Other problems, which have been highlighted in Mistreatment.com case studies with members of the public, included a failure to draw up detailed care plans for those patients with mental health problems as well as patients being given outdated medicines or vaccines.

Mistreatment.com has specialist GP negligence teams which assist members of the public and patients in raising complaints about medical mistreatment that have taken place, whether this concerns wrong medication, misdiagnosis and delay or a failure to refer for timely treatment.

Prof Steve Field, the CQC’s chief inspector of general practice, said he had “concerns” about access to GPs.

“We’re also sadly finding some very poor practices,” said Field, a former chair of the Royal College of GPs. “These typically are chaotic, have very poor leadership and a lack of learning culture. They also have a poor skill mix, some don’t have any nurses.”

The CQC assessed every family doctor practice against 38 risk indicators and then placed the GP surgeries in one of six bandings from one, indicating it has the most concern about the quality of care and safety standards, to six, which signifies the lowest level of perceived concern.

London emerged as an area of particular concern, with a third of surgeries assessed to be in the top two bands. The initial ratings are based on a system the CQC calls “intelligent monitoring”, which uses a range of information, such as surveys, official statistics and patients’ experience.

The watchdog stressed that “the bandings are not judgements; these only happen following inspection”. But it added: “While CQC can only judge the quality of care within a service once it has carried out an inspection, the analysis indicates which services appear to be doing well, alongside where people may not be receiving high-quality and compassionate care.”

Patient Care Options

Have you or a loved one wanted to raise a complaint with the NHS  regarding medical mistreatment that has been experienced or even at a private hospital?
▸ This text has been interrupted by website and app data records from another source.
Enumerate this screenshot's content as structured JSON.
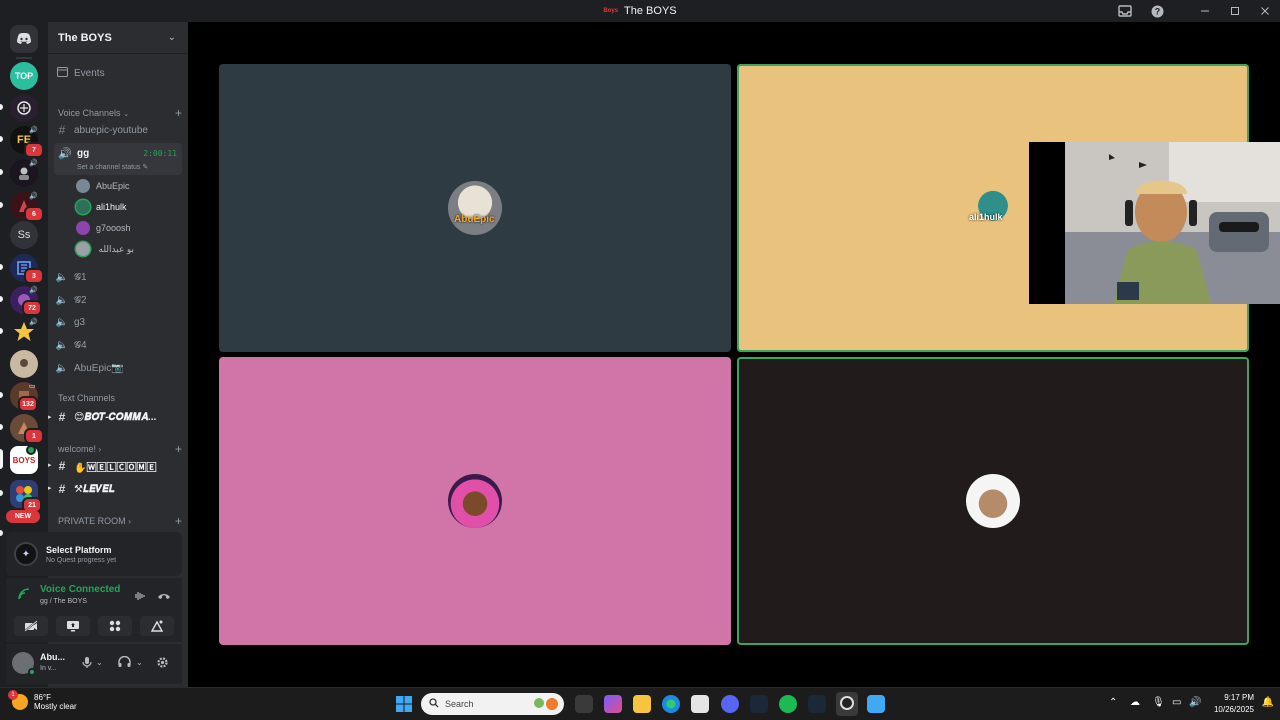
{
  "window": {
    "server_tag": "Boys",
    "title": "The BOYS"
  },
  "server": {
    "name": "The BOYS"
  },
  "rail": {
    "top_icon": "TOP",
    "fe_icon": "FE",
    "ss_icon": "Ss",
    "boys_icon": "BOYS",
    "new_badge": "NEW",
    "badges": {
      "fe": "7",
      "r1": "6",
      "r2": "3",
      "r3": "72",
      "r4": "132",
      "r5": "1",
      "r6": "21"
    }
  },
  "sidebar": {
    "events": "Events",
    "voice_category": "Voice Channels",
    "text_category": "Text Channels",
    "welcome_category": "welcome!",
    "private_category": "PRIVATE ROOM",
    "channels": {
      "abuepic_youtube": "abuepic-youtube",
      "gg": "gg",
      "gg_timer": "2:00:11",
      "gg_status": "Set a channel status",
      "g1": "𝓖1",
      "g2": "𝓖2",
      "g3": "g3",
      "g4": "𝓖4",
      "abuepic": "AbuEpic📷",
      "bot_commands": "😊𝑩𝑶𝑻-𝑪𝑶𝑴𝑴𝑨...",
      "welcome": "✋🅆🄴🄻🄲🄾🄼🄴",
      "level": "⚒𝑳𝑬𝑽𝑬𝑳"
    },
    "members": [
      "AbuEpic",
      "ali1hulk",
      "g7ooosh",
      "بو عبدالله ‏"
    ]
  },
  "quest": {
    "title": "Select Platform",
    "subtitle": "No Quest progress yet"
  },
  "voice": {
    "status": "Voice Connected",
    "location": "gg / The BOYS"
  },
  "user": {
    "name": "Abu...",
    "status": "In v..."
  },
  "stage": {
    "tiles": [
      {
        "color": "#2f3b43",
        "speaking": false
      },
      {
        "color": "#e9c37d",
        "speaking": true
      },
      {
        "color": "#d174a8",
        "speaking": false
      },
      {
        "color": "#211c1b",
        "speaking": true
      }
    ],
    "avatar_labels": {
      "t1": "AbuEpic",
      "t2": "ali1hulk"
    }
  },
  "taskbar": {
    "temp": "86°F",
    "weather": "Mostly clear",
    "search_placeholder": "Search",
    "time": "9:17 PM",
    "date": "10/26/2025"
  }
}
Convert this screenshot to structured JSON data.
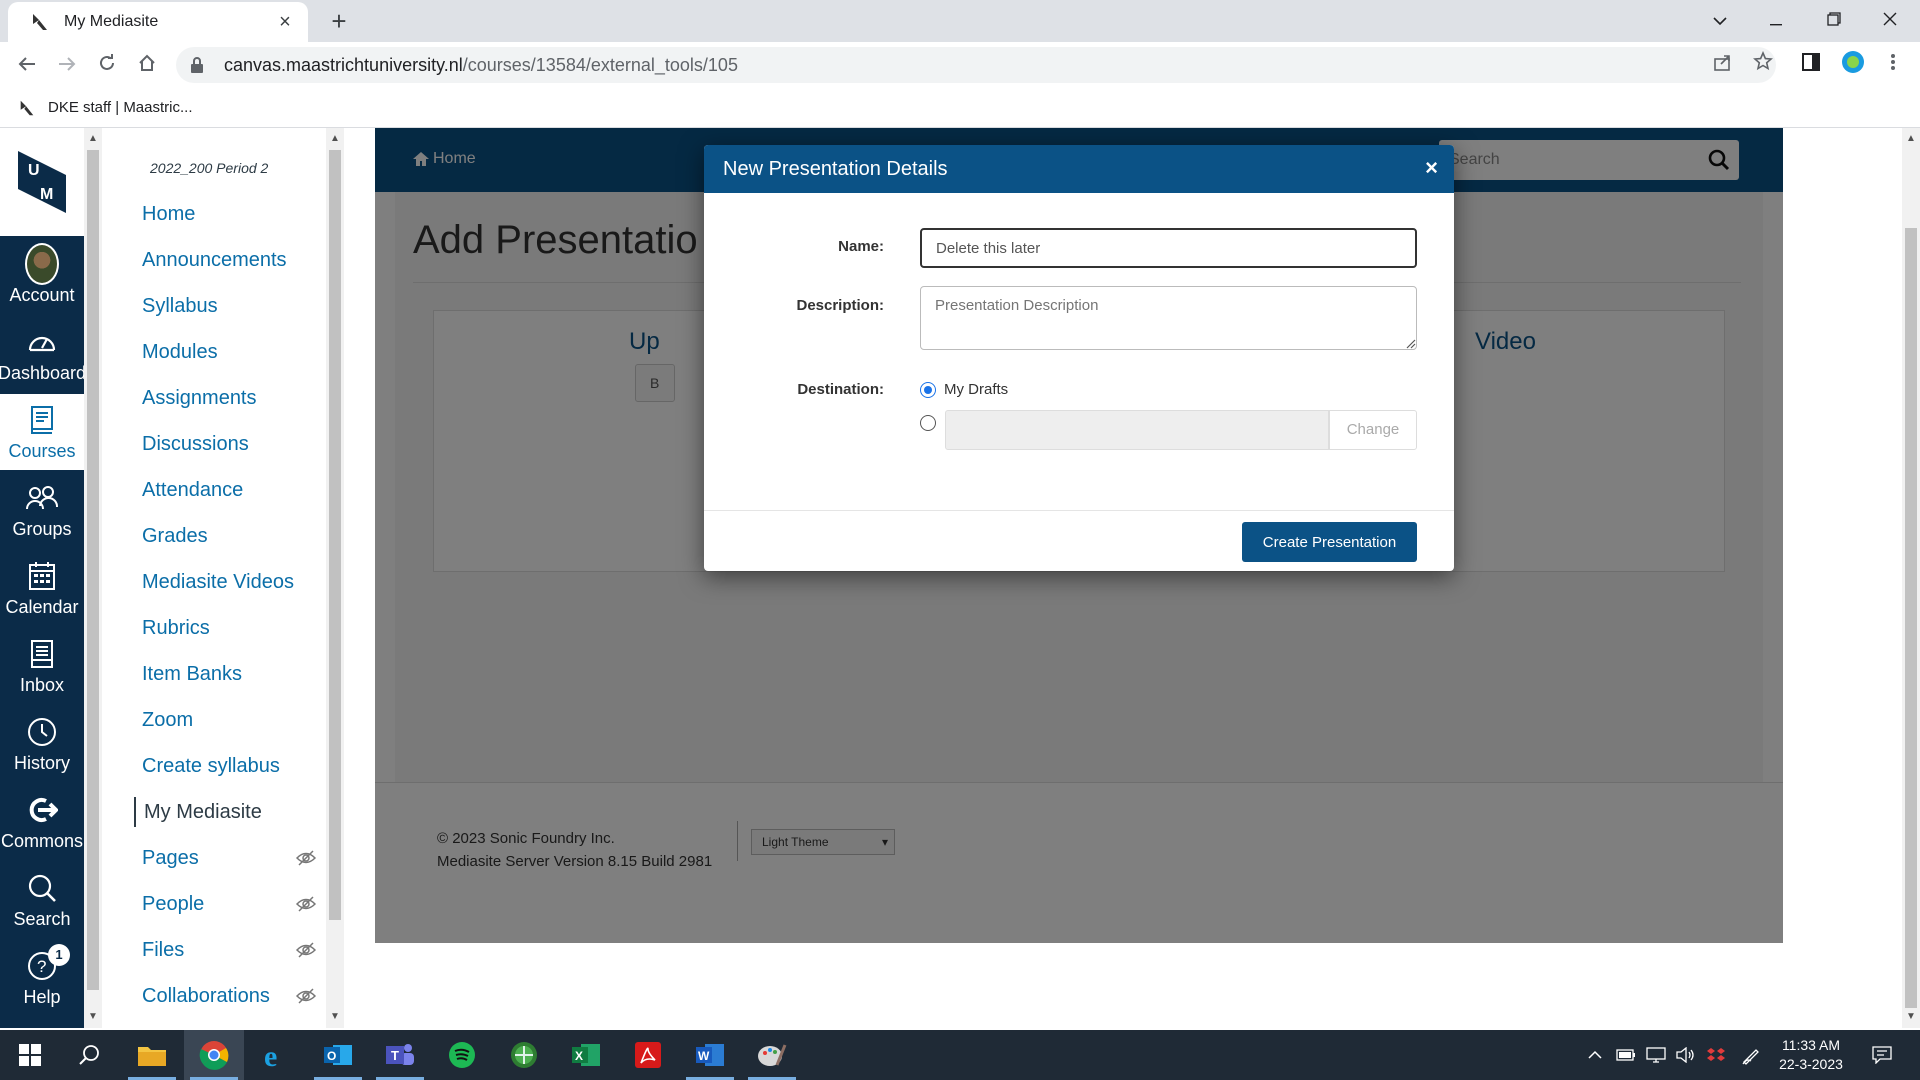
{
  "browser": {
    "tab_title": "My Mediasite",
    "url_host": "canvas.maastrichtuniversity.nl",
    "url_path": "/courses/13584/external_tools/105",
    "bookmark_label": "DKE staff | Maastric..."
  },
  "global_nav": {
    "items": [
      {
        "label": "Account",
        "icon": "avatar"
      },
      {
        "label": "Dashboard",
        "icon": "dashboard-icon"
      },
      {
        "label": "Courses",
        "icon": "courses-icon",
        "active": true
      },
      {
        "label": "Groups",
        "icon": "groups-icon"
      },
      {
        "label": "Calendar",
        "icon": "calendar-icon"
      },
      {
        "label": "Inbox",
        "icon": "inbox-icon"
      },
      {
        "label": "History",
        "icon": "history-icon"
      },
      {
        "label": "Commons",
        "icon": "commons-icon"
      },
      {
        "label": "Search",
        "icon": "search-icon"
      },
      {
        "label": "Help",
        "icon": "help-icon",
        "badge": "1"
      }
    ]
  },
  "course_nav": {
    "course_code": "2022_200 Period 2",
    "items": [
      {
        "label": "Home"
      },
      {
        "label": "Announcements"
      },
      {
        "label": "Syllabus"
      },
      {
        "label": "Modules"
      },
      {
        "label": "Assignments"
      },
      {
        "label": "Discussions"
      },
      {
        "label": "Attendance"
      },
      {
        "label": "Grades"
      },
      {
        "label": "Mediasite Videos"
      },
      {
        "label": "Rubrics"
      },
      {
        "label": "Item Banks"
      },
      {
        "label": "Zoom"
      },
      {
        "label": "Create syllabus"
      },
      {
        "label": "My Mediasite",
        "active": true
      },
      {
        "label": "Pages",
        "hidden": true
      },
      {
        "label": "People",
        "hidden": true
      },
      {
        "label": "Files",
        "hidden": true
      },
      {
        "label": "Collaborations",
        "hidden": true
      }
    ]
  },
  "mediasite": {
    "home_label": "Home",
    "search_placeholder": "Search",
    "page_title": "Add Presentatio",
    "upload_partial": "Up",
    "video_partial": "Video",
    "button_partial": "B",
    "copyright": "© 2023 Sonic Foundry Inc.",
    "version": "Mediasite Server Version 8.15 Build 2981",
    "theme_selected": "Light Theme"
  },
  "modal": {
    "title": "New Presentation Details",
    "close_label": "×",
    "name_label": "Name:",
    "name_value": "Delete this later",
    "description_label": "Description:",
    "description_placeholder": "Presentation Description",
    "destination_label": "Destination:",
    "drafts_label": "My Drafts",
    "change_label": "Change",
    "create_label": "Create Presentation"
  },
  "taskbar": {
    "time": "11:33 AM",
    "date": "22-3-2023"
  },
  "colors": {
    "canvas_nav": "#0b2b48",
    "link": "#0b6ea8",
    "mediasite_blue": "#0b5286"
  }
}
Our specialist teams can provide FREE advice about what your options are, whether you want to make a medical negligence claim or medical mistreatment complaint or simply to better understand what your patient rights. You can contact us here today for  a no-obligation and completely free conversation to discuss what happened to you.